Mahsa Alimardani is an Iranian-Canadian Internet researcher. Her focus is on the intersection of technology and human rights, especially as it pertains to freedom of expression and access to information inside Iran. She holds a Honours Bachelor of Arts and Science in Political Science from the University of Toronto, and is completing her Masters degree in New Media and Digital Culture at the University of Amsterdam.
Latest posts by Mahsa Alimardani
20 April 2015
Last week, the Dutch capital of government, the Hague hosted “Cyberspace Week”, an international event intended to prioritize discussions about security, safety, and Internet policy at large. All the while, a giant...
12 April 2015
Iran's Minister of ICT Suggests Instagram Will Not Be (Completely) Blocked Until an Alternative Is Found
Iran's leading reformist newspaper, Shargh, ran an article this past Sunday entitled: “The promises of the Minister of ICT to clear the problems of mobile social media.” The focus of...
8 April 2015
Globalvoicesonline.org is now blocked in Iran. But you can outsmart these Internet filters and access our site by adding "https://" to the beginning of the URL. What's up with that?
29 March 2015
Mostafa Azizi, an Iranian television producer and author, was arrested last month when he tried to repatriate to Iran from Canada.
3 March 2015
30 January 2015
Last October, a wave of acid attacks against women created a public uproar in Iran. When police failed to respond, protests and online campaigns against government inaction swept the nation.
23 January 2015
Culture Minister Ali Jannati refused to say if the government would implement the ban on three messaging services. They currently remain accessible to Iranians.
1 December 2014
Iran’s censored Internet is a theme that features prominently in Morehshin Allahyari's art, some of which will soon be headed to outer space as part of the Forever Now project.
27 November 2014

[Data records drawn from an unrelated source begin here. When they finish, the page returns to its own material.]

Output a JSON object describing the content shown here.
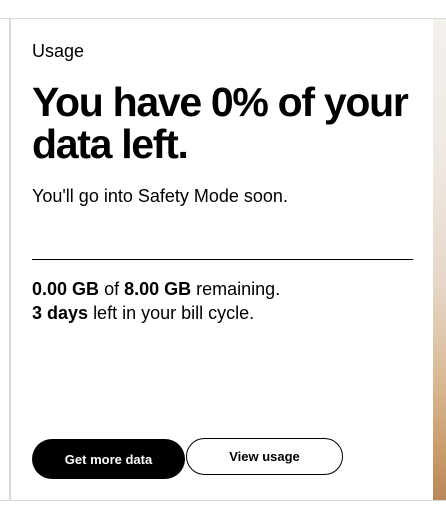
{
  "usage_card": {
    "label": "Usage",
    "headline": "You have 0% of your data left.",
    "subtext": "You'll go into Safety Mode soon.",
    "stats": {
      "used": "0.00 GB",
      "of_word": "of",
      "total": "8.00 GB",
      "remaining_word": "remaining.",
      "days": "3 days",
      "days_suffix": "left in your bill cycle."
    },
    "data_left_percent": 0,
    "buttons": {
      "primary_label": "Get more data",
      "secondary_label": "View usage"
    }
  },
  "colors": {
    "primary_button_bg": "#000000",
    "primary_button_text": "#ffffff",
    "divider": "#d8dada"
  }
}
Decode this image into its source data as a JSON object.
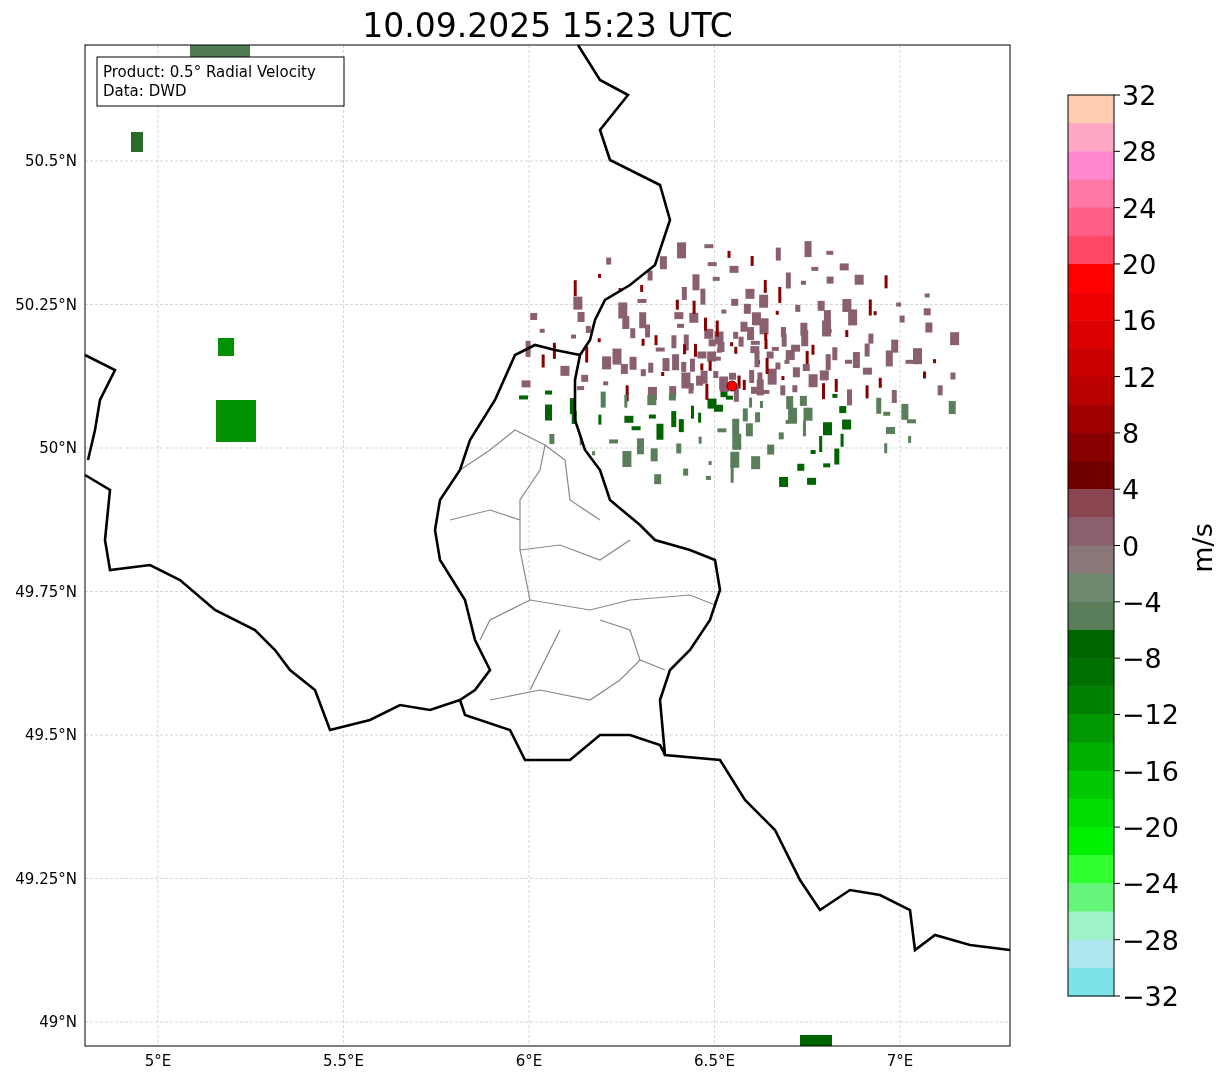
{
  "title": "10.09.2025 15:23 UTC",
  "map": {
    "info_lines": [
      "Product: 0.5° Radial Velocity",
      "Data: DWD"
    ],
    "lat_ticks": [
      "50.5°N",
      "50.25°N",
      "50°N",
      "49.75°N",
      "49.5°N",
      "49.25°N",
      "49°N"
    ],
    "lon_ticks": [
      "5°E",
      "5.5°E",
      "6°E",
      "6.5°E",
      "7°E"
    ]
  },
  "colorbar": {
    "label": "m/s",
    "ticks": [
      "32",
      "28",
      "24",
      "20",
      "16",
      "12",
      "8",
      "4",
      "0",
      "−4",
      "−8",
      "−12",
      "−16",
      "−20",
      "−24",
      "−28",
      "−32"
    ],
    "segments": [
      {
        "color": "#ffcdb2"
      },
      {
        "color": "#ffa8c5"
      },
      {
        "color": "#ff88d0"
      },
      {
        "color": "#ff78a8"
      },
      {
        "color": "#ff6088"
      },
      {
        "color": "#ff4866"
      },
      {
        "color": "#ff0000"
      },
      {
        "color": "#ee0000"
      },
      {
        "color": "#dd0000"
      },
      {
        "color": "#cc0000"
      },
      {
        "color": "#bb0000"
      },
      {
        "color": "#a00000"
      },
      {
        "color": "#880000"
      },
      {
        "color": "#700000"
      },
      {
        "color": "#8a4550"
      },
      {
        "color": "#8a6070"
      },
      {
        "color": "#8a7878"
      },
      {
        "color": "#6e8870"
      },
      {
        "color": "#5a7e5a"
      },
      {
        "color": "#006400"
      },
      {
        "color": "#007000"
      },
      {
        "color": "#008000"
      },
      {
        "color": "#009800"
      },
      {
        "color": "#00b000"
      },
      {
        "color": "#00c800"
      },
      {
        "color": "#00dd00"
      },
      {
        "color": "#00f000"
      },
      {
        "color": "#30ff30"
      },
      {
        "color": "#66f57a"
      },
      {
        "color": "#9ef2c8"
      },
      {
        "color": "#aee8ee"
      },
      {
        "color": "#7ee3e8"
      }
    ]
  }
}
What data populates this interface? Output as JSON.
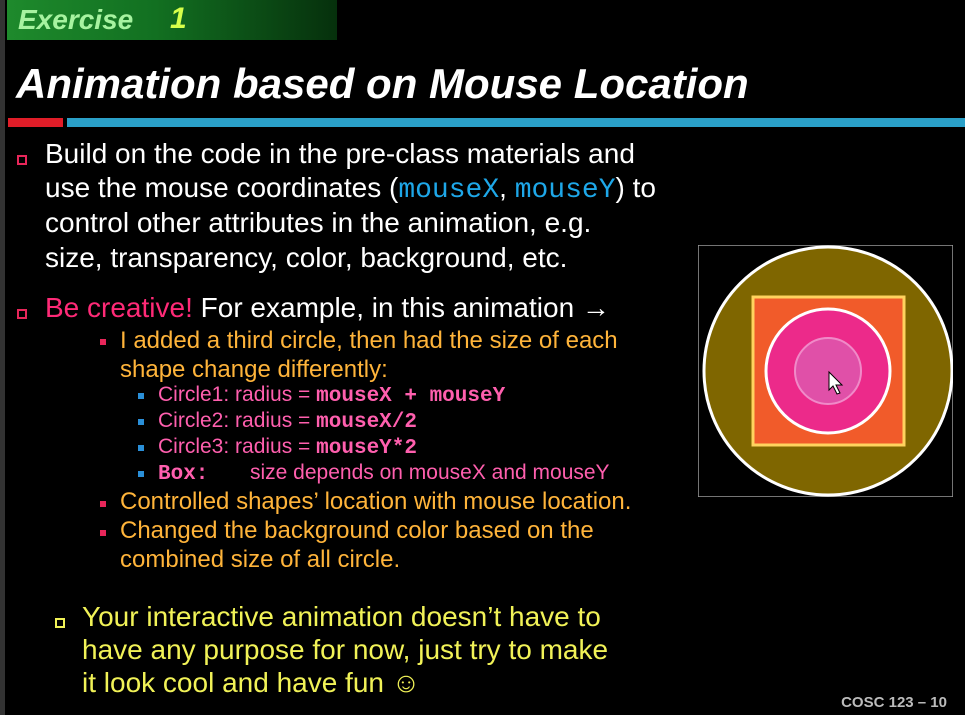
{
  "header": {
    "tag": "Exercise",
    "tag_number": "1",
    "title": "Animation based on Mouse Location"
  },
  "bullet1": {
    "line1": "Build on the code in the pre-class materials and",
    "line2_pre": "use the mouse coordinates (",
    "code1": "mouseX",
    "sep": ", ",
    "code2": "mouseY",
    "line2_post": ") to",
    "line3": "control other attributes in the animation, e.g.",
    "line4": "size, transparency, color, background, etc."
  },
  "bullet2": {
    "highlight": "Be creative!",
    "rest": " For example, in this animation →",
    "sub1_l1": "I added a third circle, then had the size of each",
    "sub1_l2": "shape change differently:",
    "items": [
      {
        "label": "Circle1:  radius = ",
        "code": "mouseX + mouseY"
      },
      {
        "label": "Circle2:  radius = ",
        "code": "mouseX/2"
      },
      {
        "label": "Circle3:  radius = ",
        "code": "mouseY*2"
      },
      {
        "label": "Box:",
        "code": "size depends on mouseX and mouseY"
      }
    ],
    "sub2": "Controlled shapes’ location with mouse location.",
    "sub3_l1": "Changed the background color based on the",
    "sub3_l2": "combined size of all circle."
  },
  "bullet3": {
    "line1": "Your interactive animation doesn’t have to",
    "line2": "have any purpose for now, just try to make",
    "line3": "it look cool and have fun ☺"
  },
  "footer": "COSC 123 – 10",
  "colors": {
    "accent_red": "#e01d28",
    "accent_teal": "#2aa0c8",
    "orange": "#ffb43a",
    "pink": "#ff5fae",
    "yellow": "#f1f257"
  }
}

When Internet users in Iran try to access a blocked website, they're taken to www.peyvandha.ir. The page has changed throughout the years, reflecting the government's evolving approach to censorship.
6 October 2014
Saeed Malekpour was originally sentenced to death as a "corrupter of the earth" for his open source software that others used to download pornographic images.